• TASK GOAL: Each line with the word "nable" must appear in the answer, copied from the records.

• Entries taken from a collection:
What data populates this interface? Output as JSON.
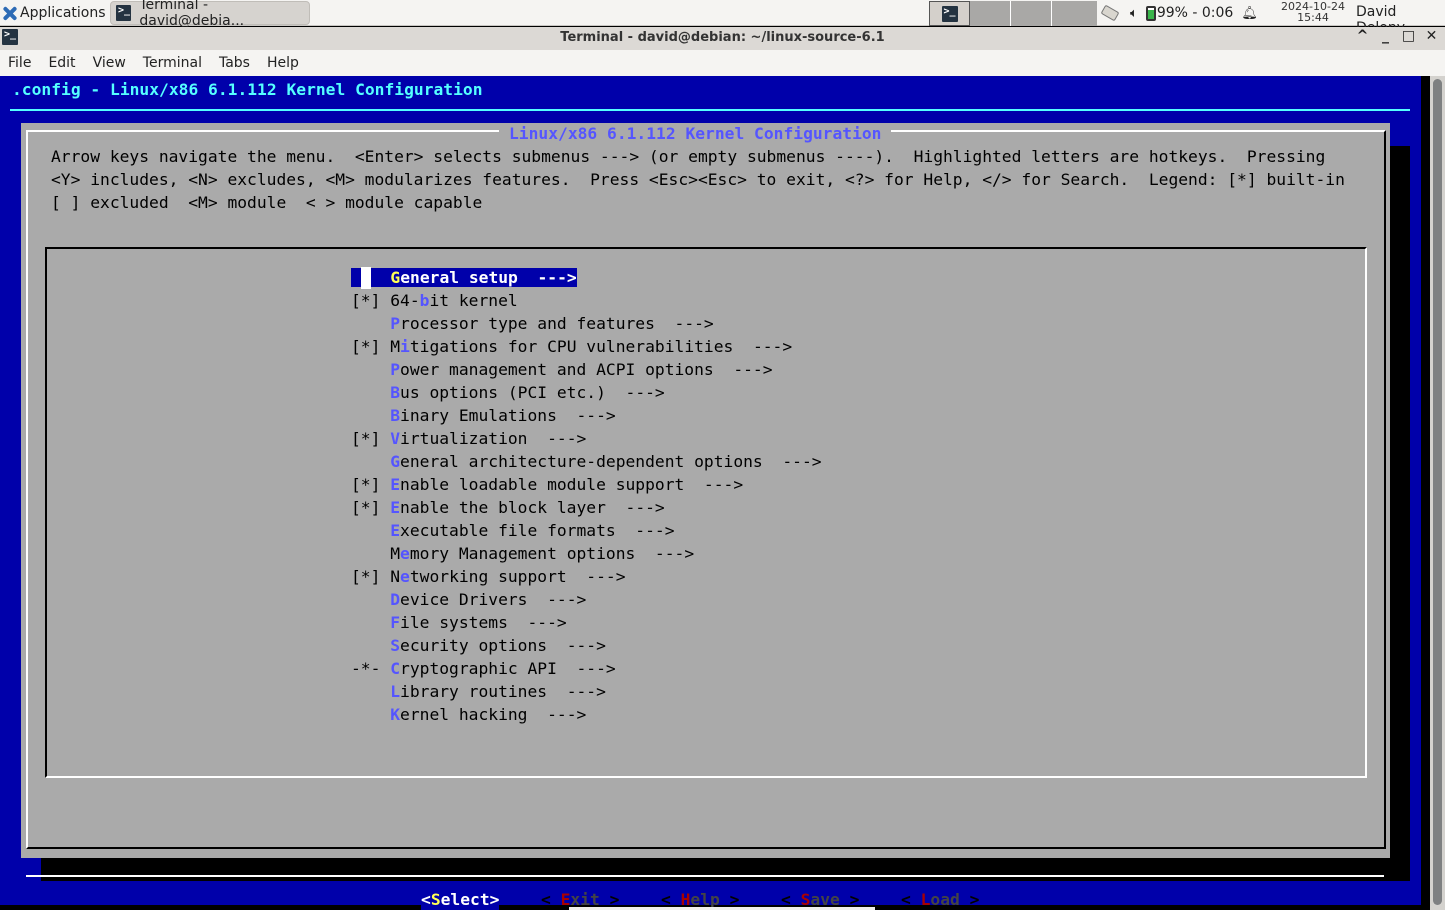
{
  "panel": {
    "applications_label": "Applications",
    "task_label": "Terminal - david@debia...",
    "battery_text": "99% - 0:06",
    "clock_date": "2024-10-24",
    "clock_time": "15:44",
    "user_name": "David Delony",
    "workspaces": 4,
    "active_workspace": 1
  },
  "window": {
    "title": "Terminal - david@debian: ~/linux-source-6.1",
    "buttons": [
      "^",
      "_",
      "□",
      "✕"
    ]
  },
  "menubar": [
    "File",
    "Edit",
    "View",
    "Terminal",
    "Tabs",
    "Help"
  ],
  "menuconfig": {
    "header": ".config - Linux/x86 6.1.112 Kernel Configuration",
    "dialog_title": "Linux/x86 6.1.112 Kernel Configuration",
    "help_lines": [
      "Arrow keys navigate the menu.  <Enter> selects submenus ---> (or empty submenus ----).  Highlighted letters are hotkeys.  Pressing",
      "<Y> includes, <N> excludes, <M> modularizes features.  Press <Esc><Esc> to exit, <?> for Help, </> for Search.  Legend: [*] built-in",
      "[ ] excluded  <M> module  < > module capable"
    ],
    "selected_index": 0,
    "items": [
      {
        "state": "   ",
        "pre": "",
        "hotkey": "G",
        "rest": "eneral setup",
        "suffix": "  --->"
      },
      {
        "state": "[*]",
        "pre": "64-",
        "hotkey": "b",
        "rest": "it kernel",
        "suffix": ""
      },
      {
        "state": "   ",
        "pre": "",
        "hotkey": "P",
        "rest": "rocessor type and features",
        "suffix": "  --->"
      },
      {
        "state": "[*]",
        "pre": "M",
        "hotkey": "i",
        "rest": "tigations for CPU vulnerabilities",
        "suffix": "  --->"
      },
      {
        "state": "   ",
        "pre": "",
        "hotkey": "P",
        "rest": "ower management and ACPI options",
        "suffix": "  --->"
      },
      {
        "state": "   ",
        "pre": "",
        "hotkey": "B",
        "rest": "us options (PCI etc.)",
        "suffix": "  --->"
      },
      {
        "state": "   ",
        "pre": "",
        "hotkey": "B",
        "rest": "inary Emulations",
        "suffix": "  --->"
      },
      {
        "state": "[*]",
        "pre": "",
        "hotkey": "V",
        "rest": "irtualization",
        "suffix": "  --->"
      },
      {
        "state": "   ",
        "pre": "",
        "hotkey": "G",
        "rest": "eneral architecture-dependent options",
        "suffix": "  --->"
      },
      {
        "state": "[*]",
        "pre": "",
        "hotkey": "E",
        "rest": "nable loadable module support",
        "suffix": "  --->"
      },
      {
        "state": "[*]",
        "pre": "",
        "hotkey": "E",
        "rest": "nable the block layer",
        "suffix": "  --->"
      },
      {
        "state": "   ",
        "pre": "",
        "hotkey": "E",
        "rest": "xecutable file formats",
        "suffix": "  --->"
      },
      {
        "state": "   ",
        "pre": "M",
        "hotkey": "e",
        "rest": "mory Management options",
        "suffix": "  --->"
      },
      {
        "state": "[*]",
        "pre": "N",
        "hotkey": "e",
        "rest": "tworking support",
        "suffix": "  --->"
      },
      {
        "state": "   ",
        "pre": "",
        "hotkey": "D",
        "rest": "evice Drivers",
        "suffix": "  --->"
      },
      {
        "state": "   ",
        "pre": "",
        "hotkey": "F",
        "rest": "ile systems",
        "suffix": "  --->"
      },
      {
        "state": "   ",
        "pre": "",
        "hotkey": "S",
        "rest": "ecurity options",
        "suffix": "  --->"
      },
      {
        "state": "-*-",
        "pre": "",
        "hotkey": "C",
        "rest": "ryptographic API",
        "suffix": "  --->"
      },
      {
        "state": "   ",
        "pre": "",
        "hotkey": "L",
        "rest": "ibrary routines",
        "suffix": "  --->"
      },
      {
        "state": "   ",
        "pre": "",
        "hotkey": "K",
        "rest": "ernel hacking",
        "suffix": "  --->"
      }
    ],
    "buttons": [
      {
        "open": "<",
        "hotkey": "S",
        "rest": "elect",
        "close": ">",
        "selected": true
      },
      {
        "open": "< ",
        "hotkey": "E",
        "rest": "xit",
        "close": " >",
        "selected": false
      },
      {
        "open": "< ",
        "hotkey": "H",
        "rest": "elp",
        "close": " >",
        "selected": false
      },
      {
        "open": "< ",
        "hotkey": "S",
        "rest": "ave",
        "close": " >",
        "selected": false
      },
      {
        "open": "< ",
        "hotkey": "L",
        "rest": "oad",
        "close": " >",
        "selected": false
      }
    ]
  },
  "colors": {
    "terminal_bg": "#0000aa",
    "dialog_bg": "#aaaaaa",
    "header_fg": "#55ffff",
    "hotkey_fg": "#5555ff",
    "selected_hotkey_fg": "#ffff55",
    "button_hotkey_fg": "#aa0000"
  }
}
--
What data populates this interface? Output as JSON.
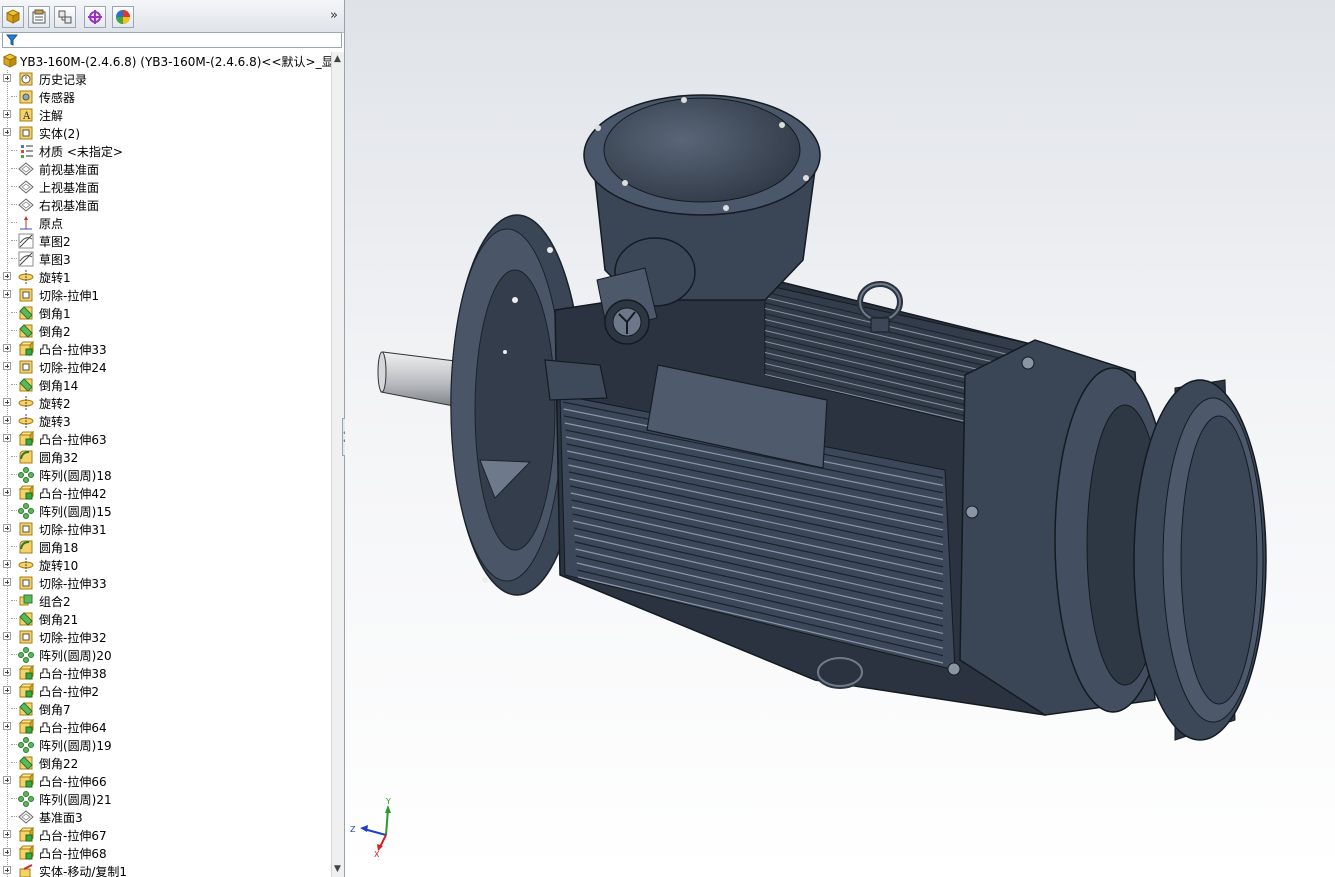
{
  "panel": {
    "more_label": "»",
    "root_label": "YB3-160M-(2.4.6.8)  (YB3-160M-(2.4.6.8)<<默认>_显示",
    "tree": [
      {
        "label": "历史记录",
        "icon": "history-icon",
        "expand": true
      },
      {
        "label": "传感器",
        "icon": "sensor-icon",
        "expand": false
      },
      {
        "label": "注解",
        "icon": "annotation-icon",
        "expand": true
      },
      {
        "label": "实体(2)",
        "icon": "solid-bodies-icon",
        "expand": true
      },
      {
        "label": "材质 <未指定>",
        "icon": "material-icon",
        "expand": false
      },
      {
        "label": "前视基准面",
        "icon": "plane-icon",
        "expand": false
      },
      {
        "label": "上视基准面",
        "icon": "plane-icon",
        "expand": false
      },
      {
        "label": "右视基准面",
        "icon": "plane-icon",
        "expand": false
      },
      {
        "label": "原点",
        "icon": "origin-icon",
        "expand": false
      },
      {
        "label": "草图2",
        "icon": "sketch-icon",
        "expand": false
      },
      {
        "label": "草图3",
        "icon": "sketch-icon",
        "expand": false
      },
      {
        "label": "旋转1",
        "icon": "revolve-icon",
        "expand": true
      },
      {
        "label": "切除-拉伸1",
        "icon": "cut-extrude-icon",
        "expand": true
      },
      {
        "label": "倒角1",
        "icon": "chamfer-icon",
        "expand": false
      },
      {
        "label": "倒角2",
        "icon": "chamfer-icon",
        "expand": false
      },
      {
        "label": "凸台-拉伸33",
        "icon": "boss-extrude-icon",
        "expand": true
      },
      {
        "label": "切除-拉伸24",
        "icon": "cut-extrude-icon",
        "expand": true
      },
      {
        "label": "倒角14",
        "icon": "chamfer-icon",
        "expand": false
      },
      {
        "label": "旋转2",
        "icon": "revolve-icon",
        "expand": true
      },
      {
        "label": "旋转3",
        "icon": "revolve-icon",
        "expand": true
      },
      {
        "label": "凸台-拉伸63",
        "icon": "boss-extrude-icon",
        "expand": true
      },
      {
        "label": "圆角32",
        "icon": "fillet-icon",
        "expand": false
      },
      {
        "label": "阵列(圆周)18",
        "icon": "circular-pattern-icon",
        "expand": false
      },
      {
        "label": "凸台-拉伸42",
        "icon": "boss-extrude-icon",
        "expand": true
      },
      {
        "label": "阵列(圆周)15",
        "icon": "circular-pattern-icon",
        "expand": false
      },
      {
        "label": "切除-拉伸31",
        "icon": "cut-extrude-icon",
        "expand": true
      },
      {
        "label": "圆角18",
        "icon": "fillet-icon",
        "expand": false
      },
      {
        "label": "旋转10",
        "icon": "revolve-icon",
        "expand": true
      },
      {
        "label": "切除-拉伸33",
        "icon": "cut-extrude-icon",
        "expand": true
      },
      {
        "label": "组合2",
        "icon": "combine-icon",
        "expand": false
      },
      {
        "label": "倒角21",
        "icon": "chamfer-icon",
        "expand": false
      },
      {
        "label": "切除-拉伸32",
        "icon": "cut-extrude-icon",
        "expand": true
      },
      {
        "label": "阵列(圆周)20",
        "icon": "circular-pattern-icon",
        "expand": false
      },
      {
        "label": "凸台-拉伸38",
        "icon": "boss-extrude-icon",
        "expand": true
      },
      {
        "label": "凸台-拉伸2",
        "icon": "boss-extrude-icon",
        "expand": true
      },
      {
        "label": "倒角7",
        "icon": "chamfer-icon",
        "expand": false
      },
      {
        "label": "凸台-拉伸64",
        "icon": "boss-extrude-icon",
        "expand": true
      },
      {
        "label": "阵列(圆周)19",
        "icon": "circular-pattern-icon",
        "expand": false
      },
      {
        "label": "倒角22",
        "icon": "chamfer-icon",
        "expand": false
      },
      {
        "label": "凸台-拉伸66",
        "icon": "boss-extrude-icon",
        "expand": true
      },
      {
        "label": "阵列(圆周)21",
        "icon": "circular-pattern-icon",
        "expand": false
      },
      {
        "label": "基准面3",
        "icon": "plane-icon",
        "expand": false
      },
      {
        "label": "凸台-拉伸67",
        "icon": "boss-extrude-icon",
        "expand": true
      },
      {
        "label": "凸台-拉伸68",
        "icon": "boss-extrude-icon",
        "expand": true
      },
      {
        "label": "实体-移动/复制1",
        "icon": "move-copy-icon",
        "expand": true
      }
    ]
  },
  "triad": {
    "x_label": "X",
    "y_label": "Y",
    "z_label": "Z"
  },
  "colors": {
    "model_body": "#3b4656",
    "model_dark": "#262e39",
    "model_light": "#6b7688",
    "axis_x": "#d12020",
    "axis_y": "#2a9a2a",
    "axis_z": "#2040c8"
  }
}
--
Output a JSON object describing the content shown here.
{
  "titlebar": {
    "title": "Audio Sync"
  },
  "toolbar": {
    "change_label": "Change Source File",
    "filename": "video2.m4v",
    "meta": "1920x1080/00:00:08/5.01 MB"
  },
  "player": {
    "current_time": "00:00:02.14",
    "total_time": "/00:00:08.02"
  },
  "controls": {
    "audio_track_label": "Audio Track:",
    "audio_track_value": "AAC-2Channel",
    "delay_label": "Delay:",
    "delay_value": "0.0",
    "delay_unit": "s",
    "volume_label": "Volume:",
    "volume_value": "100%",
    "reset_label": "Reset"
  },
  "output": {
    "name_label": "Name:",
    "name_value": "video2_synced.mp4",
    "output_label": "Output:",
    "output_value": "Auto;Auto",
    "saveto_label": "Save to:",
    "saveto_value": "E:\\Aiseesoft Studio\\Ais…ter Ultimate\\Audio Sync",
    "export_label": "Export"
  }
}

• SOLUTION FOR THIS TASK:
        "rest": "nable loadable module support",
        "rest": "nable the block layer",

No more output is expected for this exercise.